Choosing a Major

There is no formal “pre-OT” major. Occupational Therapy programs are interested in broadly educated students who have developed excellent writing and speaking skills, possess analytic and synthetic thinking ability, and are enthusiastic, life-long learners. Understanding of the social aspects of rehabilitation medicine is just as important as understanding the science. Your major will not determine your success in applying to OT school. Your interests should determine your choice of major. Majoring in an area that you enjoy is more likely to lead to academic success than pursuing a field for which you have little enthusiasm. Regardless of your major, it is necessary to demonstrate an understanding of basic science.

Prerequisite Coursework:

Biology 111 & 112 plus labs 8 CH
Human Anatomy 4 CH
Human Physiology 4 CH
Statistics 3 CH
Lifespan Development 3 CH
Abnormal Psychology 3 CH
* Medical Terminology
* CPR Certification

*Prerequisite requirements may vary for individual OT Programs

GRE scores submitted at the time of application

To obtain credit for volunteer/work experience, each applicant must complete a set number of hours specifically in occupational therapy

Three reference forms; one from the occupational therapy practitioner who supervised volunteer or work experience. The second and third references should be provided by major advisors or professors.

Volunteer/Service
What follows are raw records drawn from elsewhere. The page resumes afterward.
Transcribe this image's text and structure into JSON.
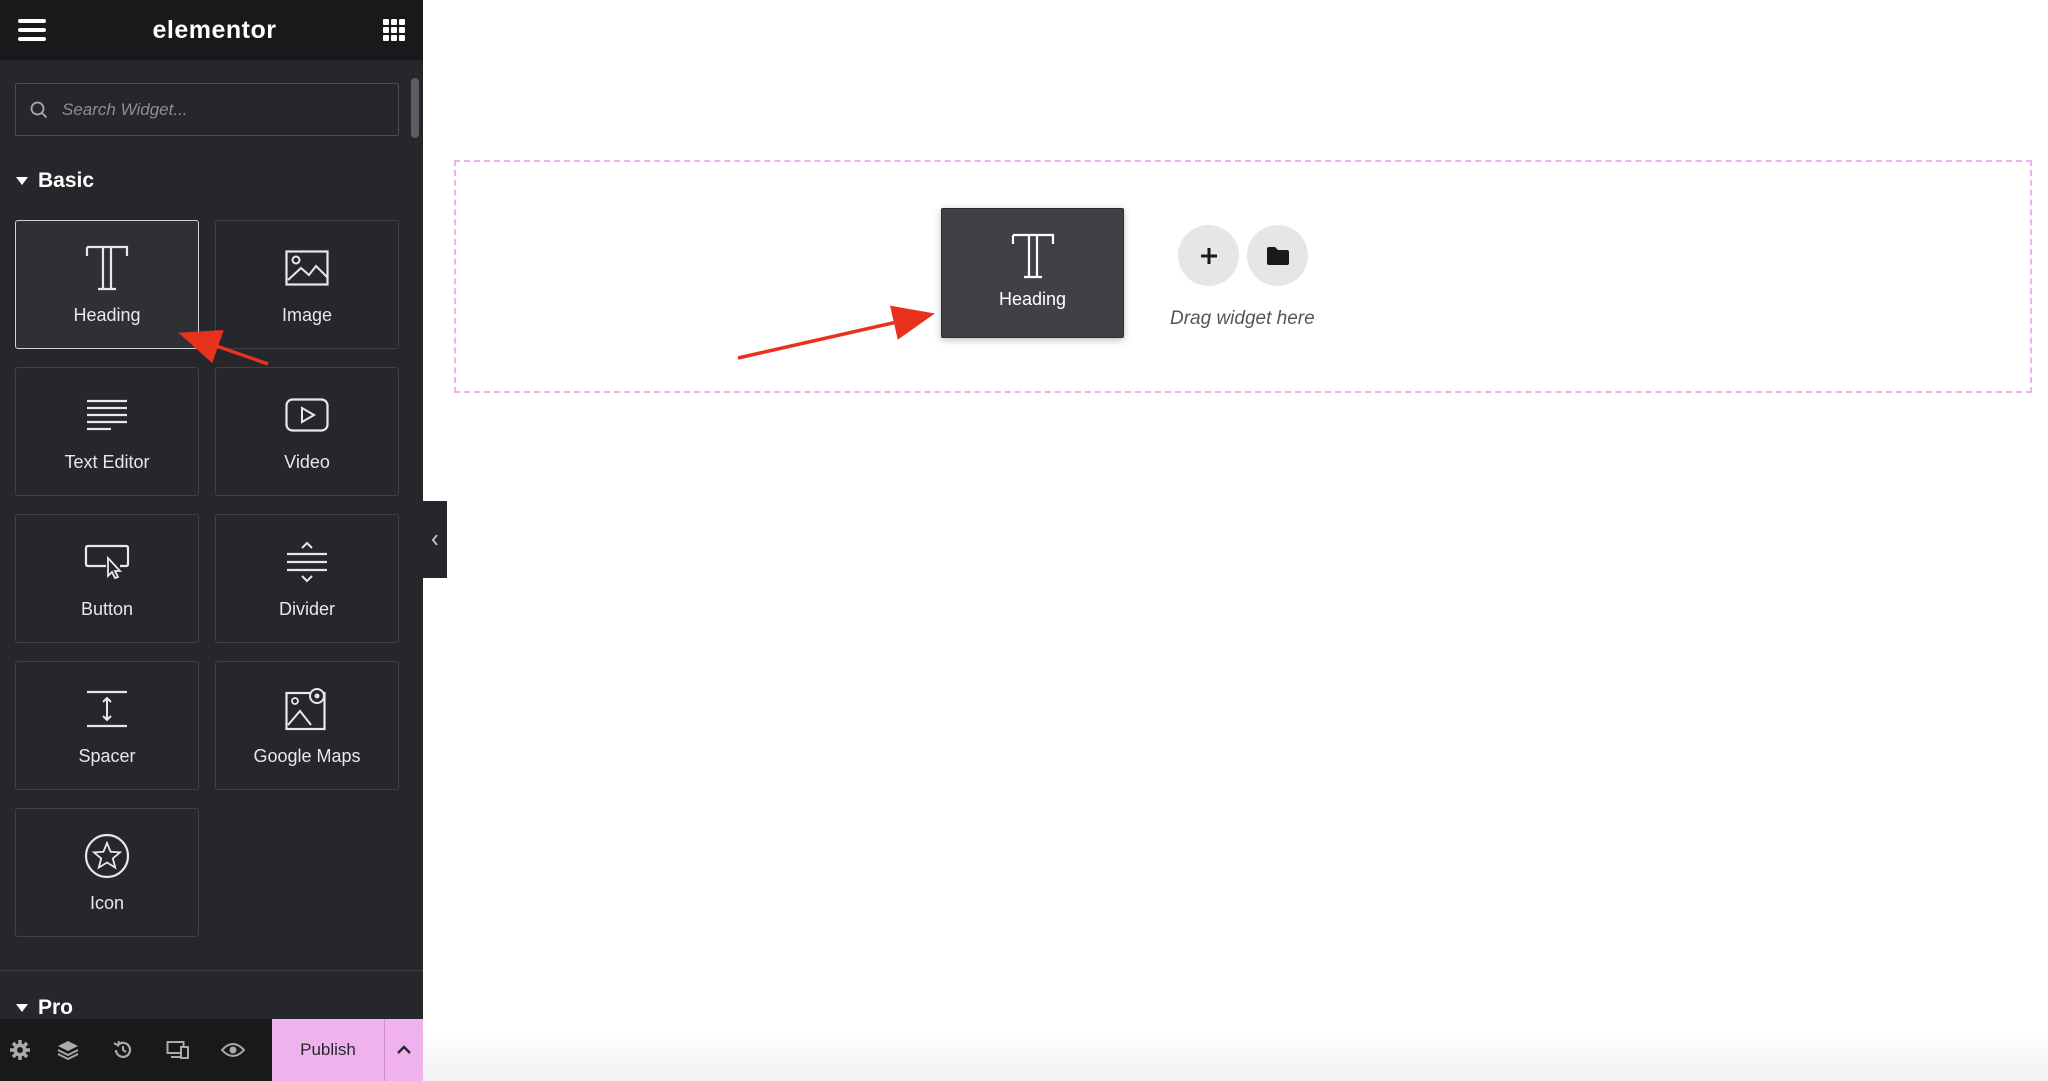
{
  "header": {
    "logo": "elementor"
  },
  "search": {
    "placeholder": "Search Widget..."
  },
  "categories": {
    "basic": "Basic",
    "pro": "Pro"
  },
  "widgets": [
    {
      "label": "Heading",
      "icon": "heading-icon"
    },
    {
      "label": "Image",
      "icon": "image-icon"
    },
    {
      "label": "Text Editor",
      "icon": "text-editor-icon"
    },
    {
      "label": "Video",
      "icon": "video-icon"
    },
    {
      "label": "Button",
      "icon": "button-icon"
    },
    {
      "label": "Divider",
      "icon": "divider-icon"
    },
    {
      "label": "Spacer",
      "icon": "spacer-icon"
    },
    {
      "label": "Google Maps",
      "icon": "google-maps-icon"
    },
    {
      "label": "Icon",
      "icon": "star-icon"
    }
  ],
  "footer": {
    "publish": "Publish"
  },
  "canvas": {
    "drag_ghost_label": "Heading",
    "drag_hint": "Drag widget here"
  },
  "colors": {
    "panel": "#26272b",
    "header": "#18191b",
    "accent": "#f0b2ec",
    "arrow": "#e8321e"
  }
}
Students are urged to do volunteer service in their intended Allied Health field. This is especially true for those interested in the Rehabilitation Sciences, but may also apply to other areas. You may volunteer only a few (e.g. 3) hours per week, but you must be dependable and your activities should extend over a significant period of time. The experience component of your applicant profile is increasingly important for some programs, so you should make the most of this opportunity. Also, you should ensure that someone familiar with your performance can serve as a reference.